• **Exercise instructions**
Write out the full listing, matching it line for line.

── Records

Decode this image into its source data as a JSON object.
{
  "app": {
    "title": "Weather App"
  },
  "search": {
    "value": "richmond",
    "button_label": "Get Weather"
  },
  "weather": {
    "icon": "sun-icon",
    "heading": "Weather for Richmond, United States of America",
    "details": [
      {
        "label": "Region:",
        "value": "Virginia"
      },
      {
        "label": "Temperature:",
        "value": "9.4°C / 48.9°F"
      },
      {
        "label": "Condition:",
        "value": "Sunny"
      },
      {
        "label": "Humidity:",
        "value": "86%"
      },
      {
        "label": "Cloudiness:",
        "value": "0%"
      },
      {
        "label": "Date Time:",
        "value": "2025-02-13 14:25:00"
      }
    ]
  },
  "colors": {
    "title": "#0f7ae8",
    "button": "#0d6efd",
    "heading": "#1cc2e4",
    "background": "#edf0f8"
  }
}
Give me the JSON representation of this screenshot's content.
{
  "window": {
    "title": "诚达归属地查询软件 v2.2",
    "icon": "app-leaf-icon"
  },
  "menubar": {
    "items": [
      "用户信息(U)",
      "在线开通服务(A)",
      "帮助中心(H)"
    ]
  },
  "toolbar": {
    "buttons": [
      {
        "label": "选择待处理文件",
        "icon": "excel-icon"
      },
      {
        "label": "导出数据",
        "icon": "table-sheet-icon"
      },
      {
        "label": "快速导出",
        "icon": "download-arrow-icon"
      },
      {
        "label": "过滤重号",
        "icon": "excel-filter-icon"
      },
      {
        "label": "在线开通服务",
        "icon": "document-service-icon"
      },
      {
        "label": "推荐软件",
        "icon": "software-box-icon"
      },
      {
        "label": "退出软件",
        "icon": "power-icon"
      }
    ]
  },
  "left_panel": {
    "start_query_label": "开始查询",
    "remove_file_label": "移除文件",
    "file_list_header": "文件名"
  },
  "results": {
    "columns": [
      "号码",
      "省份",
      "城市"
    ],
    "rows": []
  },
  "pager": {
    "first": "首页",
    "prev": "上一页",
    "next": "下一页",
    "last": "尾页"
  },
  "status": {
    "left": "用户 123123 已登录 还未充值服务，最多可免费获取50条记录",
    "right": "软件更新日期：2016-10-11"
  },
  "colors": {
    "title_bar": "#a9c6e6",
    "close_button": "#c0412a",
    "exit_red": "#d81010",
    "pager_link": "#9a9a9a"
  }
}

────

• **Response for this exercise**
Decode this image into its source data as a JSON object.
{
  "app": {
    "title": "Weather App"
  },
  "search": {
    "value": "richmond",
    "button_label": "Get Weather"
  },
  "weather": {
    "icon": "sun-icon",
    "heading": "Weather for Richmond, United States of America",
    "details": [
      {
        "label": "Region:",
        "value": "Virginia"
      },
      {
        "label": "Temperature:",
        "value": "9.4°C / 48.9°F"
      },
      {
        "label": "Condition:",
        "value": "Sunny"
      },
      {
        "label": "Humidity:",
        "value": "86%"
      },
      {
        "label": "Cloudiness:",
        "value": "0%"
      },
      {
        "label": "Date Time:",
        "value": "2025-02-13 14:25:00"
      }
    ]
  },
  "colors": {
    "title": "#0f7ae8",
    "button": "#0d6efd",
    "heading": "#1cc2e4",
    "background": "#edf0f8"
  }
}
Give me the JSON representation of this screenshot's content.
{
  "window": {
    "title": "诚达归属地查询软件 v2.2",
    "icon": "app-leaf-icon"
  },
  "menubar": {
    "items": [
      "用户信息(U)",
      "在线开通服务(A)",
      "帮助中心(H)"
    ]
  },
  "toolbar": {
    "buttons": [
      {
        "label": "选择待处理文件",
        "icon": "excel-icon"
      },
      {
        "label": "导出数据",
        "icon": "table-sheet-icon"
      },
      {
        "label": "快速导出",
        "icon": "download-arrow-icon"
      },
      {
        "label": "过滤重号",
        "icon": "excel-filter-icon"
      },
      {
        "label": "在线开通服务",
        "icon": "document-service-icon"
      },
      {
        "label": "推荐软件",
        "icon": "software-box-icon"
      },
      {
        "label": "退出软件",
        "icon": "power-icon"
      }
    ]
  },
  "left_panel": {
    "start_query_label": "开始查询",
    "remove_file_label": "移除文件",
    "file_list_header": "文件名"
  },
  "results": {
    "columns": [
      "号码",
      "省份",
      "城市"
    ],
    "rows": []
  },
  "pager": {
    "first": "首页",
    "prev": "上一页",
    "next": "下一页",
    "last": "尾页"
  },
  "status": {
    "left": "用户 123123 已登录 还未充值服务，最多可免费获取50条记录",
    "right": "软件更新日期：2016-10-11"
  },
  "colors": {
    "title_bar": "#a9c6e6",
    "close_button": "#c0412a",
    "exit_red": "#d81010",
    "pager_link": "#9a9a9a"
  }
}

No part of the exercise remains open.